[Start of section]
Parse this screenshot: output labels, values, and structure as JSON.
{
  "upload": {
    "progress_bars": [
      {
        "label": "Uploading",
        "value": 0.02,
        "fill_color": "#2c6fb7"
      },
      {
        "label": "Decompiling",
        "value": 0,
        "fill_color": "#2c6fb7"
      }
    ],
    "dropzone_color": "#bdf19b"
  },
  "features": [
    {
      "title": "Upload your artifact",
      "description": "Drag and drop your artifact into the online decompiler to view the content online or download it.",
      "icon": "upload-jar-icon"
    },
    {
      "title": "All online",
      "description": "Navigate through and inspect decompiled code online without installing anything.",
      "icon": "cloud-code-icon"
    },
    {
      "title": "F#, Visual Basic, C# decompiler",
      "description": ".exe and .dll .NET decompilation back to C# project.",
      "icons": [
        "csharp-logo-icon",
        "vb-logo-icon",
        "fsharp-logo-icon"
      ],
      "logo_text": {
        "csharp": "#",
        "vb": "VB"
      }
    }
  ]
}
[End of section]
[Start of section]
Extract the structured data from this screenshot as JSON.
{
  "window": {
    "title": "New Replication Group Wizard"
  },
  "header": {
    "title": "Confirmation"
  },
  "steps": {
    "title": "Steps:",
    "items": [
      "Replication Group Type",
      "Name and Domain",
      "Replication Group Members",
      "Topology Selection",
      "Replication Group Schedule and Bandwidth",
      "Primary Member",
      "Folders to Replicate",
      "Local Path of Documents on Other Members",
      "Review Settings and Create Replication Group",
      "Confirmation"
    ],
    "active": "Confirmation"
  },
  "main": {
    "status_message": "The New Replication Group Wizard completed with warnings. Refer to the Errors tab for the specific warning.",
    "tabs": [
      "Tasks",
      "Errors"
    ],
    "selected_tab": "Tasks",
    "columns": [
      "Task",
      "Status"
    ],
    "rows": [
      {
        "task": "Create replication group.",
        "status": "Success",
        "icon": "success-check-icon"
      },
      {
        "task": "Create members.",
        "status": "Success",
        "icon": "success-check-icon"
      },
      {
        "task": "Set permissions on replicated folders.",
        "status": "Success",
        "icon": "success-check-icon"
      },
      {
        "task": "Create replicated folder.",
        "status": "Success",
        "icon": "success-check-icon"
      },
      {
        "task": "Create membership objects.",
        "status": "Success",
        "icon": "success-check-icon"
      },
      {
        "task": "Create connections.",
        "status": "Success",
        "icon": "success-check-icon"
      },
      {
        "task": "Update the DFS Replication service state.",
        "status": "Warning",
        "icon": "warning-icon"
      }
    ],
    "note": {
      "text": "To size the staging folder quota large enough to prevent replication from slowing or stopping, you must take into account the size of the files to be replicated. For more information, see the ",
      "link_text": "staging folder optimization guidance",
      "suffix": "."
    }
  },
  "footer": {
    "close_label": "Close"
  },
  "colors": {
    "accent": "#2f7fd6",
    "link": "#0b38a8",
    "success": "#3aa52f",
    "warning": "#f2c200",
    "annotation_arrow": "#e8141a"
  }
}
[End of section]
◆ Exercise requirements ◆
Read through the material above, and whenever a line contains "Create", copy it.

◆ Answer for the task ◆
      "Review Settings and Create Replication Group",
        "task": "Create replication group.",
        "task": "Create members.",
        "task": "Create replicated folder.",
        "task": "Create membership objects.",
        "task": "Create connections.",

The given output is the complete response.